Work programme 2009-2012
New Perspectives for Master Study Programmes in Europe
The German Rectors’ Conference and its project nexus are jointly organising the Bologna Seminar "New Perspectives for Master Study Programmes in Europe. Implementing the Second Cycle of Bologna – A European Success story?" in preparation for the ministerial conference in Bucharest in 2012
The Bologna Seminar seeks to focus on the current state of Master programmes in the European Higher Education Area. Moreover, new developments for orientation and transparency on the rapidly increasing “Master-market” will be discussed. These include, among others, marketing of Master degree programmes, recruitment of students, and implementation of lifelong Learning. Finally, the participants will propose recommendations for the Bologna Follow-Up Group in preparation for the 2012 ministerial conference in Bucharest.
Since the kick-off of the Bologna Process in 1999, the two-tier study structure has been implemented across the entire European Higher Education Area. While many countries concentrated at first on the development of Bachelor programmes, Master programmes have now moved centre stage. Therefore, the time seems right to take stock of the important developments in the area of Master level degrees.
At the Bologna Seminar on Master degrees in Helsinki in 2003, some common criteria were defined. Since then, the situation has evolved considerably and, while many of the known issues remain on the agenda, new ones have emerged.
In light of this, the Bologna Seminar will focus on the following topics:

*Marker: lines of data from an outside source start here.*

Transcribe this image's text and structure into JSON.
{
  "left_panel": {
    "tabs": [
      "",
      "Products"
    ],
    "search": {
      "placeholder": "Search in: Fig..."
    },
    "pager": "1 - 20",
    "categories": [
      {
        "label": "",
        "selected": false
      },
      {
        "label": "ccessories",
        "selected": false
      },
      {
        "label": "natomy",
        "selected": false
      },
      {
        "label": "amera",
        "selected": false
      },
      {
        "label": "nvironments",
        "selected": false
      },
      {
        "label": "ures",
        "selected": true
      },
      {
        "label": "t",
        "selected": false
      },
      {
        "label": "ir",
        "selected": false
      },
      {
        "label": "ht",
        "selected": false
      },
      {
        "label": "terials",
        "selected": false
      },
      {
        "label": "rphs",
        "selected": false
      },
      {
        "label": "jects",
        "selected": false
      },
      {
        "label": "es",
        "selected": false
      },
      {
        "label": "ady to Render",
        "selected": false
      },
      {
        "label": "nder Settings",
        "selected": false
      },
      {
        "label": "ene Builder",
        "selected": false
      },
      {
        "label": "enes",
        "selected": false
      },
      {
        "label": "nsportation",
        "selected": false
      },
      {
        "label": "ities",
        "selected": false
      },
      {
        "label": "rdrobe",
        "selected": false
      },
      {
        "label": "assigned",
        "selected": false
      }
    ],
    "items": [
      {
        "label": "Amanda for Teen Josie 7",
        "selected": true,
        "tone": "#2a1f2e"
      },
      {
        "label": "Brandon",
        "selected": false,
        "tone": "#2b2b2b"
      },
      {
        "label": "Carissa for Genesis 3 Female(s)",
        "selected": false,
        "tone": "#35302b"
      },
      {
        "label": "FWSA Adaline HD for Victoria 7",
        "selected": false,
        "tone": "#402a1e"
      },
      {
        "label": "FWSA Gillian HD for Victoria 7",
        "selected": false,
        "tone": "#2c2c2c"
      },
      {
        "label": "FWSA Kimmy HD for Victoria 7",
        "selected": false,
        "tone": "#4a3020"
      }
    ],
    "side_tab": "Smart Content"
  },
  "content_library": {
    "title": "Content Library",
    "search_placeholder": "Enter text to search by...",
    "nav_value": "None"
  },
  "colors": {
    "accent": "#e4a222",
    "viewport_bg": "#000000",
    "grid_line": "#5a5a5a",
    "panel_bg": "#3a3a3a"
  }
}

- Master programmes have different aims and profiles to accommodate a wide range of individual, academic and labour market needs. Has this led to the emergence of a “Master market” and how do universities market their specific programmes?
- How do universities assess applicants to find the most appropriate students for their Master programmes?
- Mobility is an essential aim of the Bologna process and the Master level is particularly suited for international mobility. How can “brain circulation” between the European Higher Education Area and other parts of the world be fostered?
- Lifelong learning is becoming increasingly important and Master programmes will have a key role to play here. Of course, different target groups require different approaches to learning and teaching, making “one-size-fits-all” approaches impracticable. Thus, how can face-to-face instruction, distance learning, blended learning and other modes of instruction be adapted to these changing needs?
- Diversity and commonalities: is there such a thing as a “European Master”?
In addition, a poster exhibition will provide an impression of the “Master landscape” in Europe and highlight some particularly interesting approaches.
The conference will also call on participants to cooperate in formulating recommendations on the further development of Master programmes for the attention of the Bologna Follow-Up Group.